**Task to carry out**:
Say how many lines in the entries contain "kind", giving only the number.

**Dataset excerpts**:
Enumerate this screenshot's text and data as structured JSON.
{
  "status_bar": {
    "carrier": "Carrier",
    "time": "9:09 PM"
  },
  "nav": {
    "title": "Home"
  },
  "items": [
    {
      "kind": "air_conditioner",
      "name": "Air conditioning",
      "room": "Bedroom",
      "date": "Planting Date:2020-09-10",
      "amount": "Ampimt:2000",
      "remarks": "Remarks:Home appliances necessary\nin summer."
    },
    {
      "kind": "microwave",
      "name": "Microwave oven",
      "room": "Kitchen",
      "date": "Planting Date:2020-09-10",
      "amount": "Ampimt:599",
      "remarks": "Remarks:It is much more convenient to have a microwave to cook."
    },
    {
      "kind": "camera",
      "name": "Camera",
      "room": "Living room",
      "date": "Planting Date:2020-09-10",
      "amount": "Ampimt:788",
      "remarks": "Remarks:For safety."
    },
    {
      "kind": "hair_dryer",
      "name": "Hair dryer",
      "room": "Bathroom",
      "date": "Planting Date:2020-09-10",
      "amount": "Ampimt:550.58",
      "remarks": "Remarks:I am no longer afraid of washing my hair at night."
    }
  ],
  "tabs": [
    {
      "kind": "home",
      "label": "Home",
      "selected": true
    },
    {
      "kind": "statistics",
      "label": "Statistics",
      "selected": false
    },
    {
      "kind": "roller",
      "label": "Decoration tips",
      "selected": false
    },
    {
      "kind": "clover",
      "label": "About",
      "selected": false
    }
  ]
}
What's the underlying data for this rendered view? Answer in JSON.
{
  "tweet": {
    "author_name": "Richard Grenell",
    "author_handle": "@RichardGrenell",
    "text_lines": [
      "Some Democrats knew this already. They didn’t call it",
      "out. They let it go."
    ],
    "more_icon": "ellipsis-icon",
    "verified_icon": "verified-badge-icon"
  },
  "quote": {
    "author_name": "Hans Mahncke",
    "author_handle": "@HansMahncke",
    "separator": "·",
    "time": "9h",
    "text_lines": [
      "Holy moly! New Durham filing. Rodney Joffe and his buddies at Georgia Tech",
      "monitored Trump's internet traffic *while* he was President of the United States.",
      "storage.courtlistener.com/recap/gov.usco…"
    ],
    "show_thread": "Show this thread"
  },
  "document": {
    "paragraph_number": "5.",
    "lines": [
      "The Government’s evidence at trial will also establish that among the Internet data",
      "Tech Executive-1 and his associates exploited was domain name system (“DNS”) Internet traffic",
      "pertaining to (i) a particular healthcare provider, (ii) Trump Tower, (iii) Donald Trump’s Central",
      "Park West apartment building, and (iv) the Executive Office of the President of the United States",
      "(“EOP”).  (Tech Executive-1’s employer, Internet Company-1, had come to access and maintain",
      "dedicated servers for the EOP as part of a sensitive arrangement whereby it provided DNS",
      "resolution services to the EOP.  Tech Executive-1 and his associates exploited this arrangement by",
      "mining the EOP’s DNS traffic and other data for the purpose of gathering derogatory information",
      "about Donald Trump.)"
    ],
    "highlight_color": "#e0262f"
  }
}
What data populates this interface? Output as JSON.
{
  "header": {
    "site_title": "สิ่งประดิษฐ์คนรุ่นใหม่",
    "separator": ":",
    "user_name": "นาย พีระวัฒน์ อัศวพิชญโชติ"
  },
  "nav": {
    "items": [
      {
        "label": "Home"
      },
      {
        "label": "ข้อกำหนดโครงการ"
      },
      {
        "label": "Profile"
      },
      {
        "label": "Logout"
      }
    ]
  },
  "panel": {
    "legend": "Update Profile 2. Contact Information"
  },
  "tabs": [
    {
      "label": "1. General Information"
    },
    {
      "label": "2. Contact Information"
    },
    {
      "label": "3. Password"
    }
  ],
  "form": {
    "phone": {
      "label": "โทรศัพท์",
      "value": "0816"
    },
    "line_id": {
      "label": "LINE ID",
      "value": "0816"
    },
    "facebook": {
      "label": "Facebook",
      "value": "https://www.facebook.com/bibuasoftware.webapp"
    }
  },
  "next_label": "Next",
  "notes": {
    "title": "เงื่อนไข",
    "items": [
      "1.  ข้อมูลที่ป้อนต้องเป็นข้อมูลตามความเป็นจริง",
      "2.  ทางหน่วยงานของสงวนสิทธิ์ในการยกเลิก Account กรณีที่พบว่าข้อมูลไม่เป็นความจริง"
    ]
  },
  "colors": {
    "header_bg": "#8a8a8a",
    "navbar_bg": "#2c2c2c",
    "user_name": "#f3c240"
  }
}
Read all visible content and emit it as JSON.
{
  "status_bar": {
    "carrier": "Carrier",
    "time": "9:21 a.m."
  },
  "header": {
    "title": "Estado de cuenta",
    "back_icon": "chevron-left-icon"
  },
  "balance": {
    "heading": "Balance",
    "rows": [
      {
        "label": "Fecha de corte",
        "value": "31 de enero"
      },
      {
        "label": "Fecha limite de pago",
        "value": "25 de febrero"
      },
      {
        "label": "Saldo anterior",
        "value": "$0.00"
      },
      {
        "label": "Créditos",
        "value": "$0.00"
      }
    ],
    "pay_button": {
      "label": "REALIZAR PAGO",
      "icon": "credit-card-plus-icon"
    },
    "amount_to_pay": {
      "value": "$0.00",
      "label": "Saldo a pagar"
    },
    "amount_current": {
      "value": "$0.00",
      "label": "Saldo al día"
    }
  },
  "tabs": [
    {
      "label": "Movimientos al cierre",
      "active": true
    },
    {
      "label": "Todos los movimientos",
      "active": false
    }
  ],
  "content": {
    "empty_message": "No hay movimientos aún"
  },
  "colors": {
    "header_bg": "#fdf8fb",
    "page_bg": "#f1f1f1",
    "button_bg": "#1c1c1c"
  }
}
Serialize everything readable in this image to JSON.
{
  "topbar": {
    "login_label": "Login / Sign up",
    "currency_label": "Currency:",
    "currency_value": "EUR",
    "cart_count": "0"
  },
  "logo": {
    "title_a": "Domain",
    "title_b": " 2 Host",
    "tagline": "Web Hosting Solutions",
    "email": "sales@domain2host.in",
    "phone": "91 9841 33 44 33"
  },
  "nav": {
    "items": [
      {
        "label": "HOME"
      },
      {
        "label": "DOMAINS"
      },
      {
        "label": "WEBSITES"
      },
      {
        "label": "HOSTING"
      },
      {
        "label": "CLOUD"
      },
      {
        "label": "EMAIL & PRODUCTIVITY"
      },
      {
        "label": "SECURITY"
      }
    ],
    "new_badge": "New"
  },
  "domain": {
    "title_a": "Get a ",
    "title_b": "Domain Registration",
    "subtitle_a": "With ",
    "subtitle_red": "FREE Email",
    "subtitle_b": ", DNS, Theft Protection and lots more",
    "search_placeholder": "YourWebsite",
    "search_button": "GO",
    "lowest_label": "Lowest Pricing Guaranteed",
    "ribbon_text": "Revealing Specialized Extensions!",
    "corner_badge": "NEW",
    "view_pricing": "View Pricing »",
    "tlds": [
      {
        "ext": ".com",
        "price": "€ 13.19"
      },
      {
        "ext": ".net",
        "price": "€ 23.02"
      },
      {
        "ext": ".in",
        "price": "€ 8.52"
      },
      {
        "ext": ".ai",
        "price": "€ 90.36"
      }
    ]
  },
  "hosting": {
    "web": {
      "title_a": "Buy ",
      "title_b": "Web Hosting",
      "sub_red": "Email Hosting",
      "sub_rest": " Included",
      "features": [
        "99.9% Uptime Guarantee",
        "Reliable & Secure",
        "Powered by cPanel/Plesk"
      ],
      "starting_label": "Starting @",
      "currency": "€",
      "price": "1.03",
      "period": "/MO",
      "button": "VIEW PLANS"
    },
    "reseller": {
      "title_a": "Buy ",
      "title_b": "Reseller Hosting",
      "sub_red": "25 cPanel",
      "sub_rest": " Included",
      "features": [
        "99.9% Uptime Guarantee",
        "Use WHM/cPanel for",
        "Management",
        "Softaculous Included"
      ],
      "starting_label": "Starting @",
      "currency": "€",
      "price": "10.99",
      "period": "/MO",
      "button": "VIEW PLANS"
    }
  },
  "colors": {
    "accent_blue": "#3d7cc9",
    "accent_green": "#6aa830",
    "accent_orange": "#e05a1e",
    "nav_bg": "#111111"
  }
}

**Expected answer**:
8